---------- RECORDED INFORMATION ----------

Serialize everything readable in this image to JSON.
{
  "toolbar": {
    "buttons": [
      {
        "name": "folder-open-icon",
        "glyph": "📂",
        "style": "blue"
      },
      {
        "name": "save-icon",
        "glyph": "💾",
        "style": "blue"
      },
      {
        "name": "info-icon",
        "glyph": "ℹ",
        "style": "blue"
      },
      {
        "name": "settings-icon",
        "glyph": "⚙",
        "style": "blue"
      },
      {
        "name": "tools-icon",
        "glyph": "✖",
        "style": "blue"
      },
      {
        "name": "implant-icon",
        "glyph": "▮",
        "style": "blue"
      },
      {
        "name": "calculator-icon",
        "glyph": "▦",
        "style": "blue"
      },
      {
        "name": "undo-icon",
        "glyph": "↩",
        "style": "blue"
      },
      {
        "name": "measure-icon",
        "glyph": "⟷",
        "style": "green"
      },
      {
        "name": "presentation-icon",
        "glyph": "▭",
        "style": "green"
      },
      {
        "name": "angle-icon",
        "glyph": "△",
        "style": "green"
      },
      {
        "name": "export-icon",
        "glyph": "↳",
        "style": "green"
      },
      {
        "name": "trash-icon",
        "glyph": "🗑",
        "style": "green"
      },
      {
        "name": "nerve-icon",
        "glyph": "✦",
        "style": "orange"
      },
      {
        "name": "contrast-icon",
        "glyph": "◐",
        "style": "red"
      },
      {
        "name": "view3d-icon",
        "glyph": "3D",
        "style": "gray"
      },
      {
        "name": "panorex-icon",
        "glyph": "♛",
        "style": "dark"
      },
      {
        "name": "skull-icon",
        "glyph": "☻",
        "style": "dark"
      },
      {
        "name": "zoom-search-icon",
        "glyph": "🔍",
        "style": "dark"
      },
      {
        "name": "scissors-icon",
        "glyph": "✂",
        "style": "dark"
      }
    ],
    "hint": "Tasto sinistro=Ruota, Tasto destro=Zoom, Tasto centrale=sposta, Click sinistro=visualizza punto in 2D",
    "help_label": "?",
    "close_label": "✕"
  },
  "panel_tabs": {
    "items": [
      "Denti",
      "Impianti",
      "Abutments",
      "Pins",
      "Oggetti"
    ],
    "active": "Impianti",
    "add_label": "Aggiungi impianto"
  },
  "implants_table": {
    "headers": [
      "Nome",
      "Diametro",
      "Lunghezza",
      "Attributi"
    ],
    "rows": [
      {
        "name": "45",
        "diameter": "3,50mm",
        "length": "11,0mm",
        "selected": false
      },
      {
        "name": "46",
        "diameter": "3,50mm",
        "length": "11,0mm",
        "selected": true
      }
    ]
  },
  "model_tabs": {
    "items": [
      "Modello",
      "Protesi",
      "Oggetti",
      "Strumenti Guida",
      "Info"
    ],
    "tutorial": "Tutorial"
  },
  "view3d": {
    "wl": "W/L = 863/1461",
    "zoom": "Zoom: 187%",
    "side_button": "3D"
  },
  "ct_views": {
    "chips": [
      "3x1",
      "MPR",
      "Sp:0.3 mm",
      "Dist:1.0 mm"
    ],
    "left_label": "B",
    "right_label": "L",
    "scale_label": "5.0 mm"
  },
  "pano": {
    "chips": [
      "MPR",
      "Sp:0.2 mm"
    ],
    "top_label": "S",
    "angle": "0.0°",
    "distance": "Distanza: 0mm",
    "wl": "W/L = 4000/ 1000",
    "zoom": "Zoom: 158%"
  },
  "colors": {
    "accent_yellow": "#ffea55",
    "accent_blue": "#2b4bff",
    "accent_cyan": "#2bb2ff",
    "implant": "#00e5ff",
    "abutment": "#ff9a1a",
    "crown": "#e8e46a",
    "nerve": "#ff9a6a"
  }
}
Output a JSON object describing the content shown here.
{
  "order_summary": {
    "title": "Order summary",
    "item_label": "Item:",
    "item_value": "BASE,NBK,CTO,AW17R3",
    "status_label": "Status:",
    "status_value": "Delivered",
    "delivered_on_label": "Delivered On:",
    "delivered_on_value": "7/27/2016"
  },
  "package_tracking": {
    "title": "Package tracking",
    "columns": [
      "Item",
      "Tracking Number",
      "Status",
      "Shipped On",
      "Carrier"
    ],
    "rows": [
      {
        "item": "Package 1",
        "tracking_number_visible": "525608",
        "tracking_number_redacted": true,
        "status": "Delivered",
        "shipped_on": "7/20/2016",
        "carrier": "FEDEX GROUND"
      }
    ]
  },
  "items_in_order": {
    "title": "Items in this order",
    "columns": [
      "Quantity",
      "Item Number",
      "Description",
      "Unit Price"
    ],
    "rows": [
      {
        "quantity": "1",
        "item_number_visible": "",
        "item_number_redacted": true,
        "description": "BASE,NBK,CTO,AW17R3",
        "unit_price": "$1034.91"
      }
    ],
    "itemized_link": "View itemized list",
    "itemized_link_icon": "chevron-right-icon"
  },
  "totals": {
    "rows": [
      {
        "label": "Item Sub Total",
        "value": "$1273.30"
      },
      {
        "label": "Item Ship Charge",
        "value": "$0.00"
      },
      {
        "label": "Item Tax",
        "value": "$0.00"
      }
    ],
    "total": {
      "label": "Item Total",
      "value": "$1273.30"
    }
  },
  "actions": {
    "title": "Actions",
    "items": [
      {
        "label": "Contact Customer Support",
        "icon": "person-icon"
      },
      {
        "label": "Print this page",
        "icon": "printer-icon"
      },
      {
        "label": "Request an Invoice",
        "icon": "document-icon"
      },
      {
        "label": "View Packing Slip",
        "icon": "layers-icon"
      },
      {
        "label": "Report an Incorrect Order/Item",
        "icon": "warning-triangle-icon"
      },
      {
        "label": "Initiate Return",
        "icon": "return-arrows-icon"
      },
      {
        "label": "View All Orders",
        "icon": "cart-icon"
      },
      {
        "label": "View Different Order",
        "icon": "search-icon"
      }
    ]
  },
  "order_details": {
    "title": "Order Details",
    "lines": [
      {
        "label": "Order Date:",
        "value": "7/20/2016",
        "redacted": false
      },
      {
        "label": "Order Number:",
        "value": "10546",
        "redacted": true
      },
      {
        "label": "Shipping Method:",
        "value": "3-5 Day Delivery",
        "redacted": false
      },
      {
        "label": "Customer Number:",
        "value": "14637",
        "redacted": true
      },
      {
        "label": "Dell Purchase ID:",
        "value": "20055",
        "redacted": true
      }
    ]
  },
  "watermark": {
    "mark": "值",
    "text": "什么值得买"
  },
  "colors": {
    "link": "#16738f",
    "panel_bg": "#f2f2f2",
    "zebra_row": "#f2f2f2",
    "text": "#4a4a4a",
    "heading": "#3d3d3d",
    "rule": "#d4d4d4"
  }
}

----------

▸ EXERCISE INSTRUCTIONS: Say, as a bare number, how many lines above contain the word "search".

▸ ANSWER SPACE: 2